If you understood everything about the data centre sector ten years ago, but haven’t paid attention recently, then you can forget almost everything you thought you knew. The old sort of data centre you might remember is dead. Well, perhaps not dead but in a state of major revision and reinvention.
Under the old model, the huge monolithic data centre was the hub around which everything revolved. Workloads would be on a continual journey either to or from these massive facilities, latency an ever-present issue. Infrastructure was an unyielding and monolithic thing, the celestial centre around which lesser bodies would orbit.
The emphasis has flipped. The new centre of the universe is the workload itself, not the static infrastructure. What matters is granting the easiest, fastest and most secure access possible to data and applications to whoever or whatever needs it. As independent analyst firm Gartner has identified, the way workload placement is managed these days is not simply about ‘moving to the cloud’, it is about creating an infrastructure strategy based on workloads rather than physical buildings. Gartner predicts that by 2025, 85% of infrastructure strategies will integrate on-premise, colocation, cloud and edge delivery options. Today that model represents around 20% and rising. This is according to David Cappuccio, Distinguished VP Analyst with Gartner in his report entitled ‘Your Data Center May Not Be Dead, but It’s Morphing’.

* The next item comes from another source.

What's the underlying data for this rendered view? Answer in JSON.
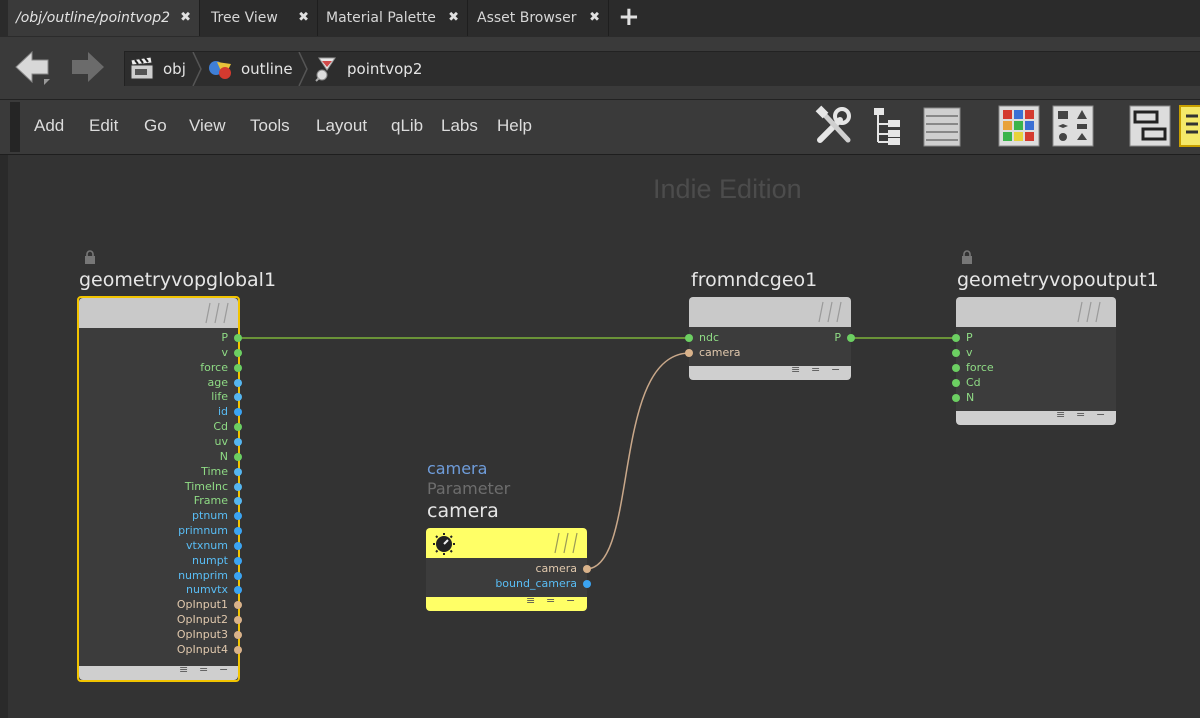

There are other trends in the data centre ecosystem that could easily be construed as related to this one. Let’s consider the environmental viewpoint. Analyst firm IDC is projecting a 61% annual increase in data generation by 2025, which means that the power data centres consume is bound to increase. We’ve got to find greener ways of doing things. Transitioning to greener infrastructure is inevitable. Decentralising away from reliance on major hubs and extending compute power nearer to users is obviously a help. Big data centres will need to embrace energy-saving hardware, and there is plenty of evidence that they are. They also need to get smarter and feature more automation, greater use of AI and better reliability. Again, this is happening not least thanks to a new generation of processing power. 5G, and beyond that 6G, will also be an influence, again by helping to localise compute power. You can’t have every IoT device sending and receiving data over hundreds of miles.
Worthy of separate articles but worth mentioning here are the twin issues of regulatory compliance and data security. The former is intensifying to offer more of the latter. For instance, the European Data Protection Board is currently looking to the private and public sectors to work together to ensure effective surveillance of protected data. There is a lot of sensitive data out there, and anyone in the data centre game had better get wise to protecting it, or paying the price.
Some good news to finish this blog: The data centre sector has has a torrid last 12 months thanks to COVID-19 and its impact on new builds and upgrades to older builds. But the impact would seem not to be as severe as might have been feared, according to Baron Fung, Research Director of Dell’Oro Group. “While COVID-19 and the ensuing recession did weigh down on projected 2020 data centre capex growth to just 2%, the slowdown in spending was not as much as originally feared,” he says. “Some cloud service providers continued to expand their infrastructure to support increased internet usage and work-from-home dynamics.”
Whichever way you cut the cake, the data centre industry is changing, and this change will continue as long as humanity produces and sends data in increasing volumes.
To help with making sense of these and other issues, why not tune in to our 26 May Datacenter Technologies & Trends inter@ctive event. Led by Baron Fung, Research Director, Dell’Oro Group, it will also feature leading spokespeople from players including:
Other names with a stake in the market include:
By Guy Matthews, Editor of NetReporter